    (and of course completely different rubber these days)

    1920's, US Bureau of Standards, looking at permeability of different gases through thin rubber backed material used for airships and balloons. page 347 onwards I think?

    Oxygen, around 4.5-5L per m^2 per 24hrs
    Nitrogen, around 1.5L per m^2 per 24hrs (3 times slower)
    Argon, about 1.6 times faster then N2
    CO2 around 20 times faster than nitrogen
    Helium a bit faster than oxygen

    one interesting bit was how rubber can be used to concentrate oxygen..

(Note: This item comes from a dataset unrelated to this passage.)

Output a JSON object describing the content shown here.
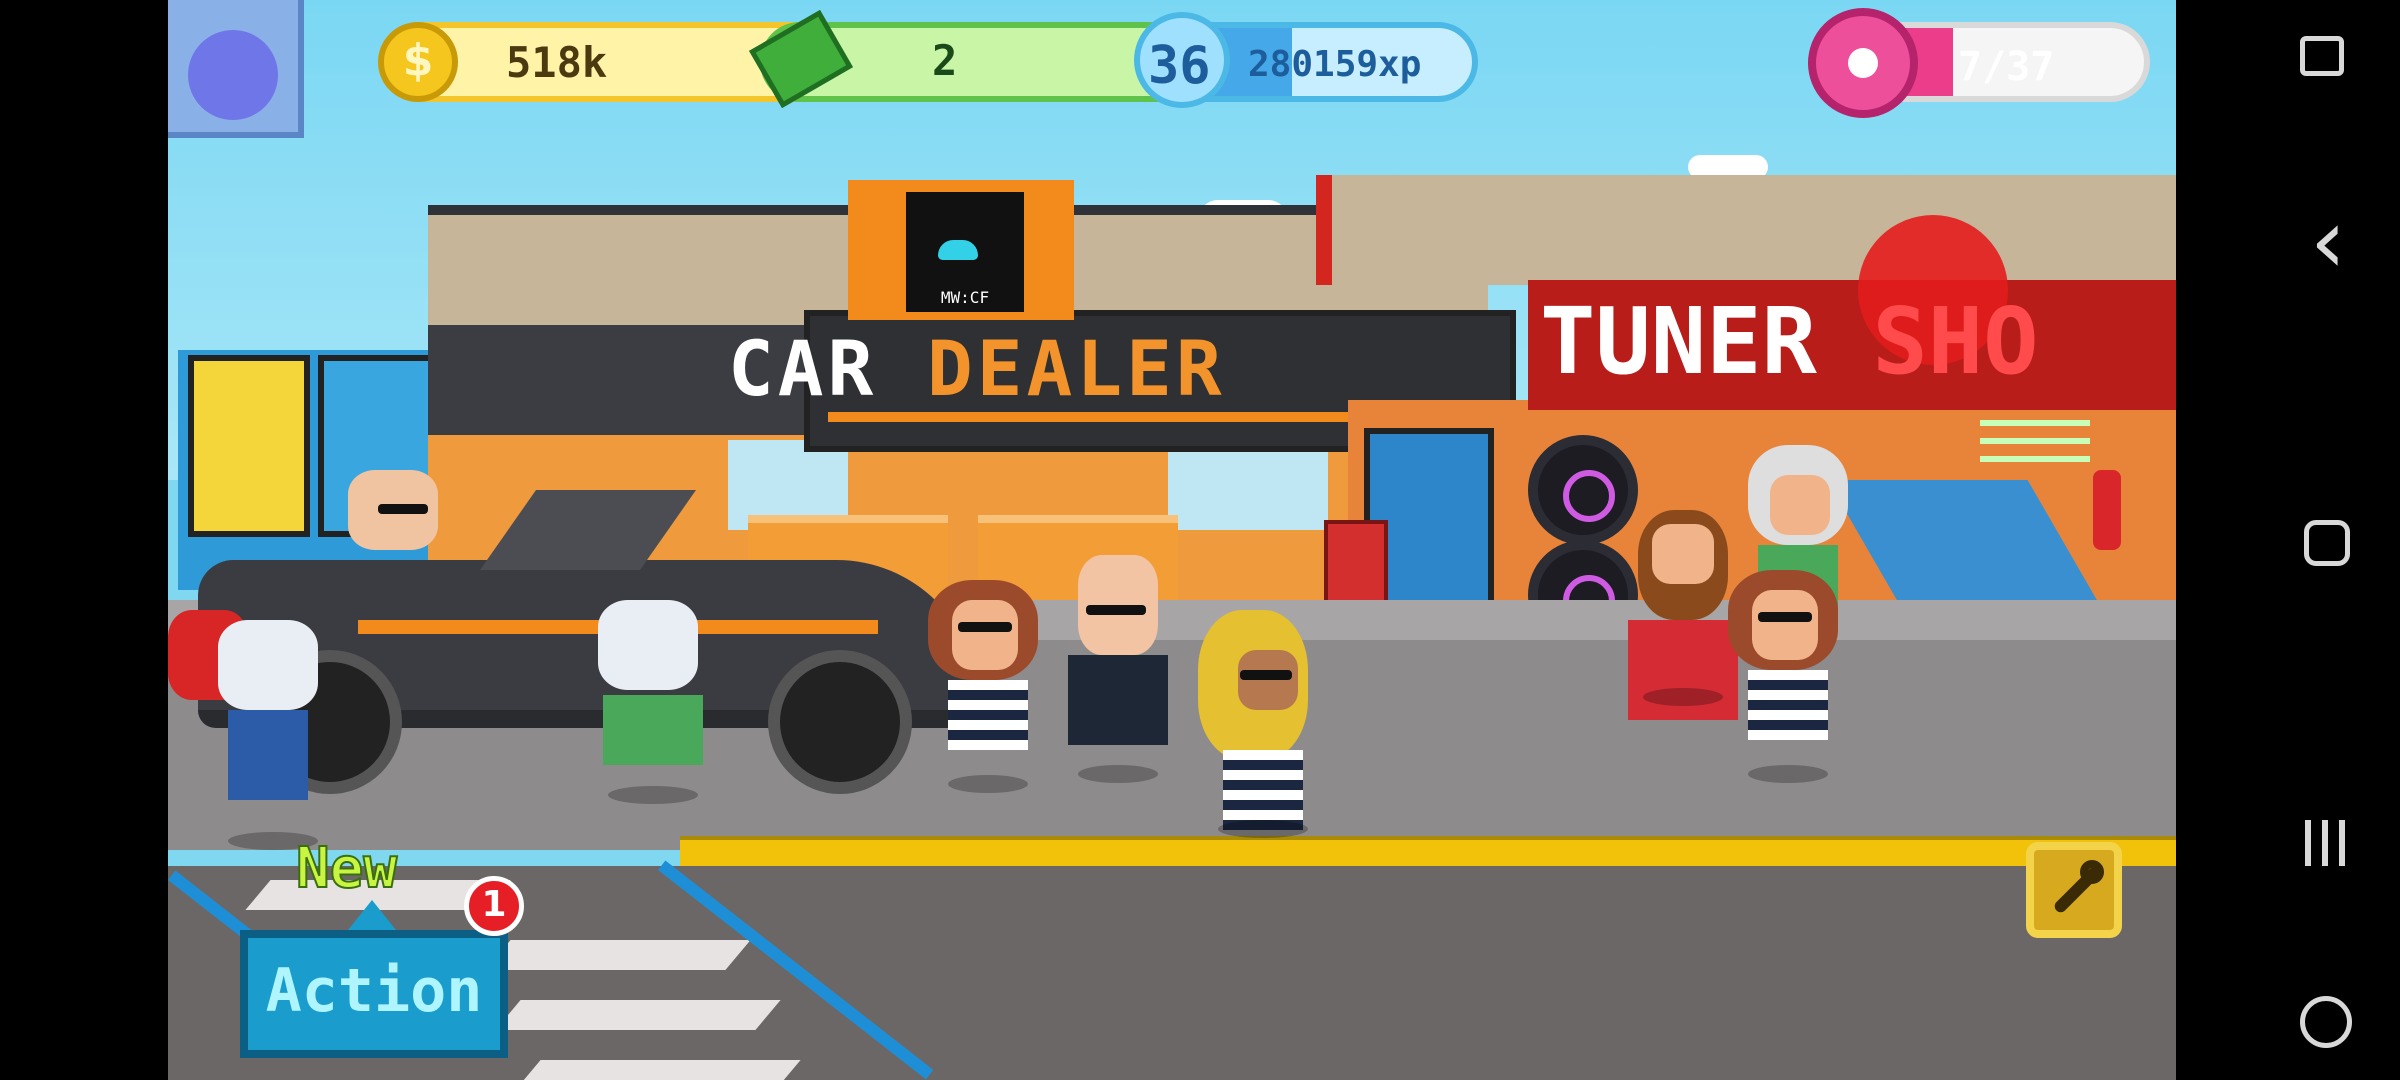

    one thing you can calculate from the permeabilities, is that pure nitrogen will leak only 30% slower than air.. (where both nitrogen and oxygen leak)
    That means that pure nitrogen leaks at 70% of the rate of air, ie if you lose 3psi air, you'd lose roughly 2psi nitrogen anyway

    interestingly the rate of air leakage will slow down over time, as the oxygen levels inside the tyre go down..
    if you keep topping up the tyre, it becomes a nitrogen accumulator! note this is for diffusion of gas through the rubber, not from mechanical leaks, but a similar process may occur there

    found a decent table showing size of various gases (kinetic diameter being the relative size when considering dynamic process like diffusion)
    size alone is not the only important thing.. the effective pore size relative to the permeant is what is important.. and how you can use membranes to delectively filter out different gases

    ok, I'm nerded out now :D

    ok.. one more..
    • Informative Informative x 2
  17. Guess I got suckered into paying $7.00 a tyre for no benefit ........ Although if they use it on the "shuttle" tyres for landing it might help me coming out of our potholes.
  18. This is the biggest con going around. You won't notice any difference at all!
    • Agree Agree x 2
  19. Bob Jane and bridgestone tyre stores have been offering this for years!
  20. Actually he was wrong on both counts. Nitrogen is not one of the inert gasses. It does react with other chemicals (NO2&3 for example).

    And even if it were an inert gas, that does not mean it doesn't respond to the universal gas laws.

    Oh and Nitrogen filled tyres = bullshit.